by Trudy Irvine, Education Committee
Last week’s night skies brought multiple sightings of the Northern Lights over several days in Pointe au Baril. The dancing lights have fascinated and even frightened people for centuries, but as with rainbows in the sun, it is again physics; this time in the dark, that creates these truly awe-inspiring light shows.
The creation of the aurora borealis starts with solar storms on our sun’s surface spewing huge clouds of electrically charged particles. Carried on the “solar wind”, these particles travel millions of miles toward Earth.
Most particles are deflected away before reaching our planet, but some become captured in Earth’s magnetic field, and being charged themselves, accelerate towards the north and south magnetic poles. Here they enter our atmosphere, where they collide with gas molecules, “exciting” the molecules, or essentially, heating them up. The two primary gases in the Earth’s atmosphere are oxygen and nitrogen, and as they are heated, they glow different colours. Oxygen molecules glow a yellowish-green, while purple, blue or pink hues are characteristic of nitrogen. Billions of tiny flashes of these glowing gasses happening in sequence cause the lights to appear to move or dance in the sky. The auroras’ characteristic wavy patterns and “curtains” of light are caused by lines of force in the Earth’s magnetic field.
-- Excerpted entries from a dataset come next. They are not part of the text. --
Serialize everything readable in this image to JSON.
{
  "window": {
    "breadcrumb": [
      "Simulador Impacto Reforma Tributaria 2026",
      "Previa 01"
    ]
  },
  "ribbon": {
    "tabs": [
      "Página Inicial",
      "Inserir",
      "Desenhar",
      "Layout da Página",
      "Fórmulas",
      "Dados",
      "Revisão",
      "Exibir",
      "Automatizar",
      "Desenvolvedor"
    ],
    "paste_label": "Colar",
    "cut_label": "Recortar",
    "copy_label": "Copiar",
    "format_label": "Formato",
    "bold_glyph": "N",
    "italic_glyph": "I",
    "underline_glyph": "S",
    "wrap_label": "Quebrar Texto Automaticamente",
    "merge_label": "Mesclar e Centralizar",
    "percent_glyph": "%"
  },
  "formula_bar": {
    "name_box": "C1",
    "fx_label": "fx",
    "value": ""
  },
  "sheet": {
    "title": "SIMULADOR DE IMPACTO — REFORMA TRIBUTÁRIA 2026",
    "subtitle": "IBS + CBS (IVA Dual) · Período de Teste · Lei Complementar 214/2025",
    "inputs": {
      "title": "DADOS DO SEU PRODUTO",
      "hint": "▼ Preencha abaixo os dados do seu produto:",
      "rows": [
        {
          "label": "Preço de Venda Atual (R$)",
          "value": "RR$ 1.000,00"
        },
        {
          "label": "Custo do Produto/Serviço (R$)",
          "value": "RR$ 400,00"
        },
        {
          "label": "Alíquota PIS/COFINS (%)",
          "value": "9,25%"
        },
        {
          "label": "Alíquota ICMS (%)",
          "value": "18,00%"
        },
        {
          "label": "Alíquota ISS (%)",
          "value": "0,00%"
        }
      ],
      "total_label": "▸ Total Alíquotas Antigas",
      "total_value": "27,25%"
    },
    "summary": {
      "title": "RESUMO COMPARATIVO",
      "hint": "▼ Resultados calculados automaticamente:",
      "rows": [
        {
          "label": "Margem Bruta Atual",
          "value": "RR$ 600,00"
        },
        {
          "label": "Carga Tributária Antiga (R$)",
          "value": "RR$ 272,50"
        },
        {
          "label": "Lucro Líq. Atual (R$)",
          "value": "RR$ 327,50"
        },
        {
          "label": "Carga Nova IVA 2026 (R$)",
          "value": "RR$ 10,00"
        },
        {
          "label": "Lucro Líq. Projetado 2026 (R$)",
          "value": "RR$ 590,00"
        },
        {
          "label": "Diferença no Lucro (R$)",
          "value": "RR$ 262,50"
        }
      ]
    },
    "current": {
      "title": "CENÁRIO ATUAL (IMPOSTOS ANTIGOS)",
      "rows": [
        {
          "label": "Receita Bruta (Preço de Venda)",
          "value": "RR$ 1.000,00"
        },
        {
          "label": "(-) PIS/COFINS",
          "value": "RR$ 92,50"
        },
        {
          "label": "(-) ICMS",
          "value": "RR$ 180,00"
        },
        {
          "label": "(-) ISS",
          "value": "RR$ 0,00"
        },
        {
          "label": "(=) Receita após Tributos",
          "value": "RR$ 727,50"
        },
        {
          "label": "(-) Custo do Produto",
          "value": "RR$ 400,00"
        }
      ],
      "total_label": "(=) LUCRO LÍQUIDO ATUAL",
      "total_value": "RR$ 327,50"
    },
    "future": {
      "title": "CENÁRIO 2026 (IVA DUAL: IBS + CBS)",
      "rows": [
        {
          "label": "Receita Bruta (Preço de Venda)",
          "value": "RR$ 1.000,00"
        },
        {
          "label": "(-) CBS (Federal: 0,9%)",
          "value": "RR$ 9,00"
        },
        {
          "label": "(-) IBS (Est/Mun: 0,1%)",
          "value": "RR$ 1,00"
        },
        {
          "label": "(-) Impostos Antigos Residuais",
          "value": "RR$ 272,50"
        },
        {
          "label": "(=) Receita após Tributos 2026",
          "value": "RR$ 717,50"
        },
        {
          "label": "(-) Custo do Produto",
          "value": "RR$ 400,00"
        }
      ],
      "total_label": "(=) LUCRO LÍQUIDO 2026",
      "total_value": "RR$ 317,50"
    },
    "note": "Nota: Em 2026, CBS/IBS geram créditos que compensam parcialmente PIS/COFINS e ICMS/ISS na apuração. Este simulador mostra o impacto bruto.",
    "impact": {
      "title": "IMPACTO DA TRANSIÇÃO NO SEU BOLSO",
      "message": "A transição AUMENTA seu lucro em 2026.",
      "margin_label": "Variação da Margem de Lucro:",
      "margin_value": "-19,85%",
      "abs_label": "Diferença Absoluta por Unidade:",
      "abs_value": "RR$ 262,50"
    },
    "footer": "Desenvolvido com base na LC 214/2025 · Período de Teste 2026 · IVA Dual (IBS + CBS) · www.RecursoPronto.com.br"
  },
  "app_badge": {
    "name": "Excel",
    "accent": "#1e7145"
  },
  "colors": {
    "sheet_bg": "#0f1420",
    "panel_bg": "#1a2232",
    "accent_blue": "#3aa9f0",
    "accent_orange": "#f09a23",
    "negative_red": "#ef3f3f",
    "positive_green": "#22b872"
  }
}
To increase your chances of seeing the Northern Lights, try installing an app like “My Aurora Forecast and Alerts” on your phone, or check the Government of Canada’s Space Weather forecast. For more information about aurora, and some truly stunning astronaut-level video, visit here.